The problem is, that if a specific dye layer is underexposed, you won't be able to post-correct it. Deep
blue shadows need something like an 81C filter. Now here again, the Fauxtoshop crowd will state that
by merely futzing around a few evenings, they can correct something like this. No. They might be able
to tweak the balance or contrast, but underexposed blues and blue-inflected tones will not differentiate
because the base of the dye curves are starting to overlap. This actually occurs with other color neg films too, but is more noticable with Ektar because of the greater contrast and saturation, and because

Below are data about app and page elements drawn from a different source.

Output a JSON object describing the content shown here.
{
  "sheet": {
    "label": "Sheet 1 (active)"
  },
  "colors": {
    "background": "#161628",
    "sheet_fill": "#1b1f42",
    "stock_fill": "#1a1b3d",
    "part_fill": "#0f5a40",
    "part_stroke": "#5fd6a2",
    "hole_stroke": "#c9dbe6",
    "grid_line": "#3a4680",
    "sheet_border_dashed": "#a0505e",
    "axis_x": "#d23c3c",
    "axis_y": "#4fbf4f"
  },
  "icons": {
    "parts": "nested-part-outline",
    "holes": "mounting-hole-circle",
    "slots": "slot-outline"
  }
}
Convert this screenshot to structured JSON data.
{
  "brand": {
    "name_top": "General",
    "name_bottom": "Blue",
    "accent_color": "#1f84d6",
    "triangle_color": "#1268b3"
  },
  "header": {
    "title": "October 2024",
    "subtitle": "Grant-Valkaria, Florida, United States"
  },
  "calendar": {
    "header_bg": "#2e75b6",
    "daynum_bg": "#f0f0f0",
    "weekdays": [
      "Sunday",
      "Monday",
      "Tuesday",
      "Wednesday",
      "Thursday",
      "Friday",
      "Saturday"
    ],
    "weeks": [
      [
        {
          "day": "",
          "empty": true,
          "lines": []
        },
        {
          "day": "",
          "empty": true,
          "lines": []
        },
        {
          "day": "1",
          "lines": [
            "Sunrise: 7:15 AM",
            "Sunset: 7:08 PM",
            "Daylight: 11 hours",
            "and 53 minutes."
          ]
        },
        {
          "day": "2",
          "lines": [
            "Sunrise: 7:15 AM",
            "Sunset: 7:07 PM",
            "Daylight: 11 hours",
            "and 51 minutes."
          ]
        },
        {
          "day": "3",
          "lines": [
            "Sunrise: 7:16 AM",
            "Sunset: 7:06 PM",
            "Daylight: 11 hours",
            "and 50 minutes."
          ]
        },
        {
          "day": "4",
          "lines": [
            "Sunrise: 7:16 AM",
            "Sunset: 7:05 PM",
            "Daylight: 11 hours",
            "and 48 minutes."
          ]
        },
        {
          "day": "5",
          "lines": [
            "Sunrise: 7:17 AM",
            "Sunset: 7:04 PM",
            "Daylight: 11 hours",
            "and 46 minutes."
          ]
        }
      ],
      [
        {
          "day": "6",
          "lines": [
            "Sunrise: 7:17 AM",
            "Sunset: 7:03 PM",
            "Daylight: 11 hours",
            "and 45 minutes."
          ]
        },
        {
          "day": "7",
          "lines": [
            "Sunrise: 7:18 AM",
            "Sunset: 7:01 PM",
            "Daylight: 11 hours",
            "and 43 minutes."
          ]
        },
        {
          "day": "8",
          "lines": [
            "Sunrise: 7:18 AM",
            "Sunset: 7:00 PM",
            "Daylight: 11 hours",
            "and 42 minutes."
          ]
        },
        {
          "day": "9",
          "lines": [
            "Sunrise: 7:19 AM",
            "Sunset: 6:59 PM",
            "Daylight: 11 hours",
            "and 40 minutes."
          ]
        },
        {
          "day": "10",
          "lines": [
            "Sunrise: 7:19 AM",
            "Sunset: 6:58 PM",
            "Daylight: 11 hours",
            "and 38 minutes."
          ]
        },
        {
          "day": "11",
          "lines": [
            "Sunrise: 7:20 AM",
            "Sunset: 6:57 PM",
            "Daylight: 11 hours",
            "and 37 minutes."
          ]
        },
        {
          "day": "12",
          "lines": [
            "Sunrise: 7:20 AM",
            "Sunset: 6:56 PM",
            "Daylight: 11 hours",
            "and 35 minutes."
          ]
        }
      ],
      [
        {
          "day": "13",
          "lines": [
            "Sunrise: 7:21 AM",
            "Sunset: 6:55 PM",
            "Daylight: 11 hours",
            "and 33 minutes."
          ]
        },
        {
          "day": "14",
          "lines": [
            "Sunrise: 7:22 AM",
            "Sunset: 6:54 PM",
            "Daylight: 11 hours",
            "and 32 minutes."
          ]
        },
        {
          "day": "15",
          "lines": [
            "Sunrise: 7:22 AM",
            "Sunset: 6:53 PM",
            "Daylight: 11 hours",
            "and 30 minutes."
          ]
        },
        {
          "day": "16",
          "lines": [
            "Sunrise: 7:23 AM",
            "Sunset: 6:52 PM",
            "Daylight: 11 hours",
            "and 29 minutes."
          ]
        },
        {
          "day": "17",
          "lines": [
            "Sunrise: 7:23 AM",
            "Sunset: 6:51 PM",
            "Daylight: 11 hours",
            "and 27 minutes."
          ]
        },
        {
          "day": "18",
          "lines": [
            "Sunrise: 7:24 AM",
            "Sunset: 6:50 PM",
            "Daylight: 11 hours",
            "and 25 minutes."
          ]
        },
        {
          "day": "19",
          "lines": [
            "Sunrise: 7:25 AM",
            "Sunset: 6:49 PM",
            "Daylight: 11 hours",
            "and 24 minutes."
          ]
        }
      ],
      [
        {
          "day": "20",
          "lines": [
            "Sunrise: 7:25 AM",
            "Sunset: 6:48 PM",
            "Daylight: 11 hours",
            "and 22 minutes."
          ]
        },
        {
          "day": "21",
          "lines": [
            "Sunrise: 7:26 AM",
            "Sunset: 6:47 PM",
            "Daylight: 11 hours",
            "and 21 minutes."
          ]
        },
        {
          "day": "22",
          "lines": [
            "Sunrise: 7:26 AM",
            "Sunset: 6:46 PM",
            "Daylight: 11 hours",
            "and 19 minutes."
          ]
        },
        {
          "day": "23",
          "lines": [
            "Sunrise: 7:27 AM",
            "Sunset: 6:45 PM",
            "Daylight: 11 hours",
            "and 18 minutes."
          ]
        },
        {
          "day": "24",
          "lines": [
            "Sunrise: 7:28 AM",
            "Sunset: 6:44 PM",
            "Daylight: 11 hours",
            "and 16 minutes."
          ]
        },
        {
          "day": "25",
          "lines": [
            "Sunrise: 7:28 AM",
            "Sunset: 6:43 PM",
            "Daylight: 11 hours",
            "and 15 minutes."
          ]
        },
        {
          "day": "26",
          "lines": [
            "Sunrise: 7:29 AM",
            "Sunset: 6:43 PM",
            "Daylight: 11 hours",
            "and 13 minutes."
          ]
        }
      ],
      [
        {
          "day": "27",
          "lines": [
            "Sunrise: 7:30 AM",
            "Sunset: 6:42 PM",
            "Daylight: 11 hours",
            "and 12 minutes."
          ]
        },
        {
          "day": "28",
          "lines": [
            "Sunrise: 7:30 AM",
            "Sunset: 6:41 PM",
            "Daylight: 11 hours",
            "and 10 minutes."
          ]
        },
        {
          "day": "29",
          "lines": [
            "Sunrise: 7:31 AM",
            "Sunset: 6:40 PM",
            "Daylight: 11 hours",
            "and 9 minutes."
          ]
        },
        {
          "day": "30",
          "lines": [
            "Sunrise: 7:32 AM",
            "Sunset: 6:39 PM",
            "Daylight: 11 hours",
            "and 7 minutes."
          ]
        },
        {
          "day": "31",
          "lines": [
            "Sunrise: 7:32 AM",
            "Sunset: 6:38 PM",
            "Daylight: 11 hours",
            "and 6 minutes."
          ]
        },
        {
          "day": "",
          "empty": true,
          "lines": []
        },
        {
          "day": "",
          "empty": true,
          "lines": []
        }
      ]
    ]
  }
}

the shadows aren't artificially warmed. Correctly exposed, and the cast of shadows is actually more
accurate than in most other films. It's just so much easier to spend fifteen seconds in the first place
to screw on a filter than to futz around for hours afterwards just for the bragging rights of how good
you are with fix-a-flat-tire programs.